**PROBLEM:** Every line in the records below with the string "analysis" needs to be copied out.

**EXTRACTED RECORDS:**
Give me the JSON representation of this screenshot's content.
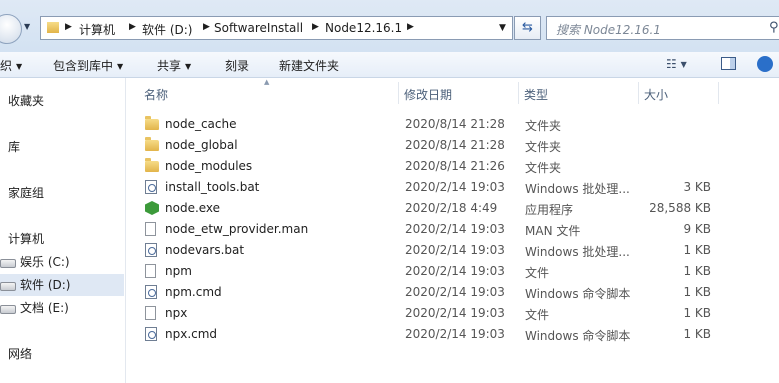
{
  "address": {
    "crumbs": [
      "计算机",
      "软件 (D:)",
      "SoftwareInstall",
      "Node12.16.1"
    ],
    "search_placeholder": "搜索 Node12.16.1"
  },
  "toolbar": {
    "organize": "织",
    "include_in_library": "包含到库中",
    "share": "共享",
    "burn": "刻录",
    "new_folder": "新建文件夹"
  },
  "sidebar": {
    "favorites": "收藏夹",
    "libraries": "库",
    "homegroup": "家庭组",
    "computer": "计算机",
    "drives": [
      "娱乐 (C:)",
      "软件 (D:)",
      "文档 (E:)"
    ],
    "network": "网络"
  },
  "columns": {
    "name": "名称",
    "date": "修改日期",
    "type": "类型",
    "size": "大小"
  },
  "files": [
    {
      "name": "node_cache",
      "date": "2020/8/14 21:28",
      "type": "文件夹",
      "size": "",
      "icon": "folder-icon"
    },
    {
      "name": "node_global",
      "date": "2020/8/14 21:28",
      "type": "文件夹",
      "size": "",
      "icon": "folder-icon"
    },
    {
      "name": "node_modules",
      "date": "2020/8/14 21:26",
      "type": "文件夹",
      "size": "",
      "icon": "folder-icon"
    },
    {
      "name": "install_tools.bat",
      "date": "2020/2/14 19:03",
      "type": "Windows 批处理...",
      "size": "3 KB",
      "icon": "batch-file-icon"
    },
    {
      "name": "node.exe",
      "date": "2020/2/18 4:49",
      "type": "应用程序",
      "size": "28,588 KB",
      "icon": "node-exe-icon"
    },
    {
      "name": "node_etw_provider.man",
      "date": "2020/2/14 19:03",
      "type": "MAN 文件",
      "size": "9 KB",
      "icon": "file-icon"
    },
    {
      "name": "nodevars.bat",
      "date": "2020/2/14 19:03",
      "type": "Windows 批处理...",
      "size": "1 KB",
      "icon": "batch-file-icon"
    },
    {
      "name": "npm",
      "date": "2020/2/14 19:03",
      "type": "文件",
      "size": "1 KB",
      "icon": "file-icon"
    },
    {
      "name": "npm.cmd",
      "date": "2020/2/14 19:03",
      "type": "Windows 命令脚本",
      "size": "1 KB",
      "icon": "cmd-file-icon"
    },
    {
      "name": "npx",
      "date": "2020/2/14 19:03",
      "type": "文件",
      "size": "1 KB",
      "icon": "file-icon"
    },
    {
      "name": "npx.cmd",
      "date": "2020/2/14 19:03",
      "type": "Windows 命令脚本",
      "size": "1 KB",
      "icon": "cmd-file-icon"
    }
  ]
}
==
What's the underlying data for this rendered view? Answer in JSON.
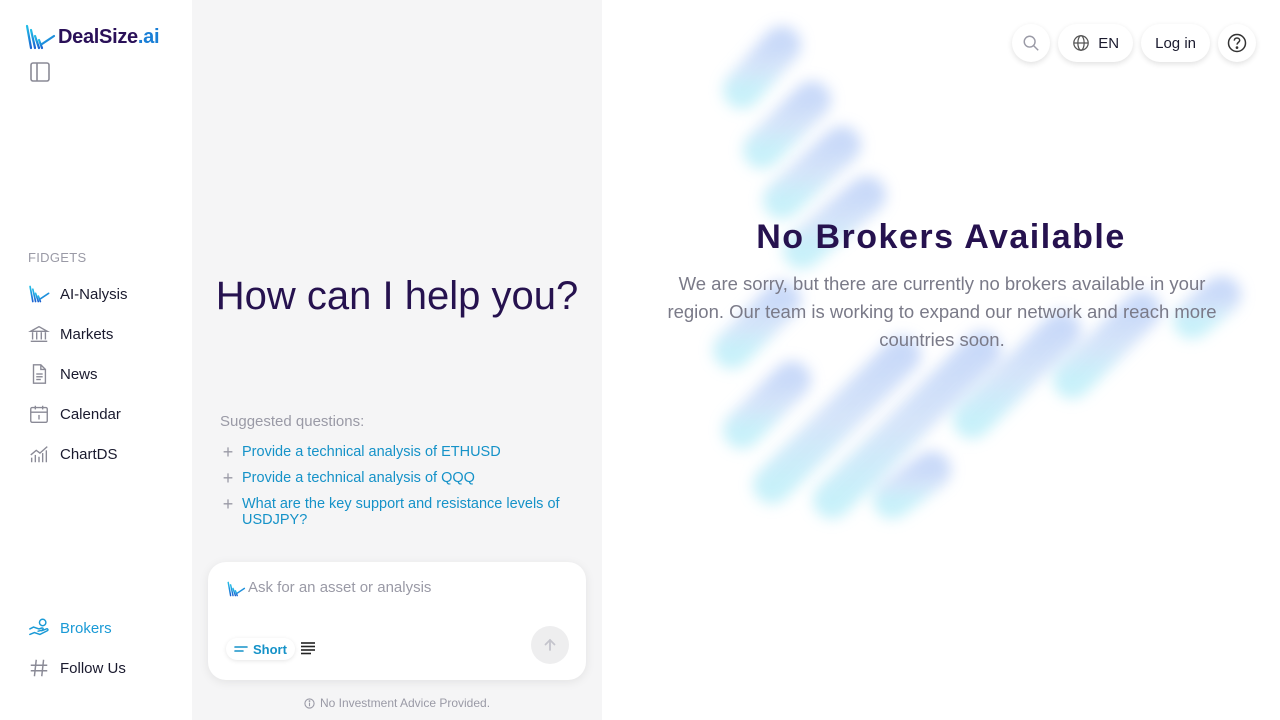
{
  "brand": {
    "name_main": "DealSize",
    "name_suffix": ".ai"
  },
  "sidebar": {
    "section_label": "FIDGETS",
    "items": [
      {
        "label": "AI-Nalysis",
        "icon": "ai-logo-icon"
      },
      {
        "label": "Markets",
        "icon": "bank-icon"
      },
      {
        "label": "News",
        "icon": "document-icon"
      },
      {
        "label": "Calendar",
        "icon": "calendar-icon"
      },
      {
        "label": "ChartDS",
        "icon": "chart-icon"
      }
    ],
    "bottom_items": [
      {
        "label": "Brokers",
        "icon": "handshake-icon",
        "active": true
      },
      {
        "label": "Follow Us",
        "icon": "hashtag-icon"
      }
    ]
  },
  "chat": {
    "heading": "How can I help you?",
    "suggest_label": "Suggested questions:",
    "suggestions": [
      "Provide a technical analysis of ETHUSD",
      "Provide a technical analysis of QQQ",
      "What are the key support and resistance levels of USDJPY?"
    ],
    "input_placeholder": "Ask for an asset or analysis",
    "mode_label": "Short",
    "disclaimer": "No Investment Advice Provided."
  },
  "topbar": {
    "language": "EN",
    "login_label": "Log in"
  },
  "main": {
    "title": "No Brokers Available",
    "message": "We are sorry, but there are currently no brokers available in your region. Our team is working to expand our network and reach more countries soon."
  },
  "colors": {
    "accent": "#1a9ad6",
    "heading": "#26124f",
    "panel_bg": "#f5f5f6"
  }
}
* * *
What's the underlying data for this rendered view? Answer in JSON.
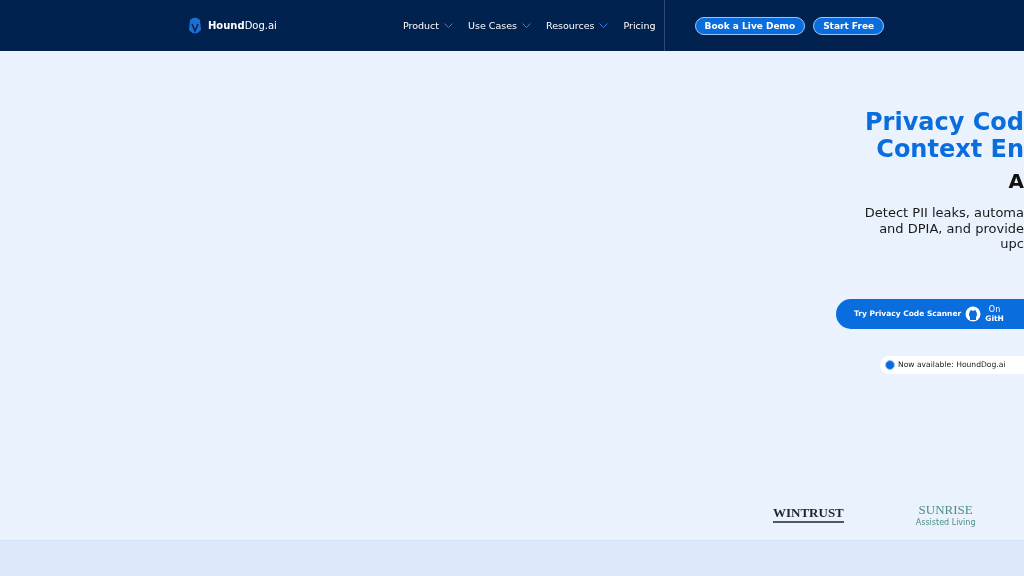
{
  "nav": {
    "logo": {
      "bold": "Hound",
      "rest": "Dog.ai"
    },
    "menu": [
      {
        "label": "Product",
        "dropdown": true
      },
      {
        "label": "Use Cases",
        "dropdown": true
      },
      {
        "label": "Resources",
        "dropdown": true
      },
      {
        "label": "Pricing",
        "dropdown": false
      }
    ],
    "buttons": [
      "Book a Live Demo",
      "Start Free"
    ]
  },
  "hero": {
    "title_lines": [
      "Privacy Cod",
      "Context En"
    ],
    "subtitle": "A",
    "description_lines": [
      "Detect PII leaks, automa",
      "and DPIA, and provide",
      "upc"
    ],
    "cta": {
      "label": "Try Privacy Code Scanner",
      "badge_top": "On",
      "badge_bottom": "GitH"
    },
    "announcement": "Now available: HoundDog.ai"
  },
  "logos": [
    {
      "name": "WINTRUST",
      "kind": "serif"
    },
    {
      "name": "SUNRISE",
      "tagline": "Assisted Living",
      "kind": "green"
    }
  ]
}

**EXPECTED ANSWER:**
      "Provide a technical analysis of ETHUSD",
      "Provide a technical analysis of QQQ",
    "input_placeholder": "Ask for an asset or analysis",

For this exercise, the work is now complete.